In terms of costs savings through open source, Optaros reported that organizations with annual revenue of more than $1 billion saved an average $3.3 million in 2004 from open source. Medium-sized companies with revenues between $50 million and $1 billion saved an average $1.1 million, while companies making less than $50 million saved about $500,000.
Gynn attributed the cost savings to the flexibility afforded by open source solutions, which are generally not governed by company-wide licensing terms or support contracts. "I think part of the cost savings is being able to pay for what you want support for. You can kind of choose how you want to support. That's a big area [of savings]. We're seeing a switch to open source not to save money, but to take the money you saved and make the application meet your needs. You can customize it to fit, rather than customizing your business to fit the money you've spent on the software."
IDC's Kusntezky, who pointed out that only 30 percent of IT costs are the actual hardware and software, said the cost savings from open source solutions often depend on the ease with which they can be dropped into an organization's infrastructure without additional support or training required. "The real costs center directly on staff," he said. "Those are the big costs in a computing solution."
Indicating that organizations with Unix expertise tend to be better positioned to derive savings from open source, Kusnetzky said that many companies still struggle with the idea that open source automatically equates to cost savings. "It isn't a panacea," he said.
Haff, who said the lower costs of Linux and open source are a driver of the software's use, highlighted other advantages of non-proprietary, community-produced solutions, such as faster advancement and patches.
"With an active community, these things can happen," he said.
While the Optaros report highlighted open source gains, it also outlined the challenges to further adoption. Gynn said while legal issues were an inhibitor a year and a half ago, those concerns have largely gone away. Gynn said the next big challenge that is being addressed by the likes of SpikeSource and other companies is support for open source solutions.
"Support, I think, is the next one that's going to fall," he said. "Now the support is there and we see success in building support around open source projects. I think 2006 will be the year support gets pushed away [as an issue]."
Haff said while the flexibility of open source can actually usher in support problems, there are more and more ways to avoid the issues. "There's a lot of companies who have capabilities to get you around the support issues there are," he said. "With the proper procedures and the proper support contracts, I don't see inherent issues with open source software support."
Gynn stressed that once the issues are addressed, they are solved for good. "No one says, 'This sucks, not paying for compatibility and support.'"
The biggest remaining challenges, then, are identifying and procuring open source software solutions for organizations, Gynn said.
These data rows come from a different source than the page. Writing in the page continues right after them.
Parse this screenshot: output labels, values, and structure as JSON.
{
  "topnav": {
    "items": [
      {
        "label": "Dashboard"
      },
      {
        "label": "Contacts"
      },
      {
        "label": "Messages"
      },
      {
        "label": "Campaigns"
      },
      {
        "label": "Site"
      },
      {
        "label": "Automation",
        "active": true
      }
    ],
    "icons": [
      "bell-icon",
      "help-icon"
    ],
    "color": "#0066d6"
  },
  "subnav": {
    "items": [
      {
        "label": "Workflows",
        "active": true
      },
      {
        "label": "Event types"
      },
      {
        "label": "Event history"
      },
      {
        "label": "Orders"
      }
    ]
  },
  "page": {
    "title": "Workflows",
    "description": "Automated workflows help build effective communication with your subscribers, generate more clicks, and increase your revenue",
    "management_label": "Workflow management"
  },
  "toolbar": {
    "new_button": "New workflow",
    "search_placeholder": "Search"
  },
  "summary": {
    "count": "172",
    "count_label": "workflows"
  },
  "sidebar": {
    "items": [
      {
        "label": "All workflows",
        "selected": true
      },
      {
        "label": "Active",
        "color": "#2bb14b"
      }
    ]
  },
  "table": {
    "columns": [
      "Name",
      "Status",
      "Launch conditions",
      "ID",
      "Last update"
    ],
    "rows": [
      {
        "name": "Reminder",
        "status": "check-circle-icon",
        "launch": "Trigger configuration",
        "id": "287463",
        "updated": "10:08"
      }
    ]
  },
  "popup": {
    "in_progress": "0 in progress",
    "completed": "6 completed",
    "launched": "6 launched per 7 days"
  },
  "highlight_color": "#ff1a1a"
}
He explained that the traditional software purchasing department is not ideal for finding and getting the right open source software solutions. "Companies need to find out how to replace software purchasing departments to enable open source use."
Gynn added it is still difficult for organizations to find the right open source applications out of all of the community projects available. However, he said the process gets easier as companies adjust to the new model.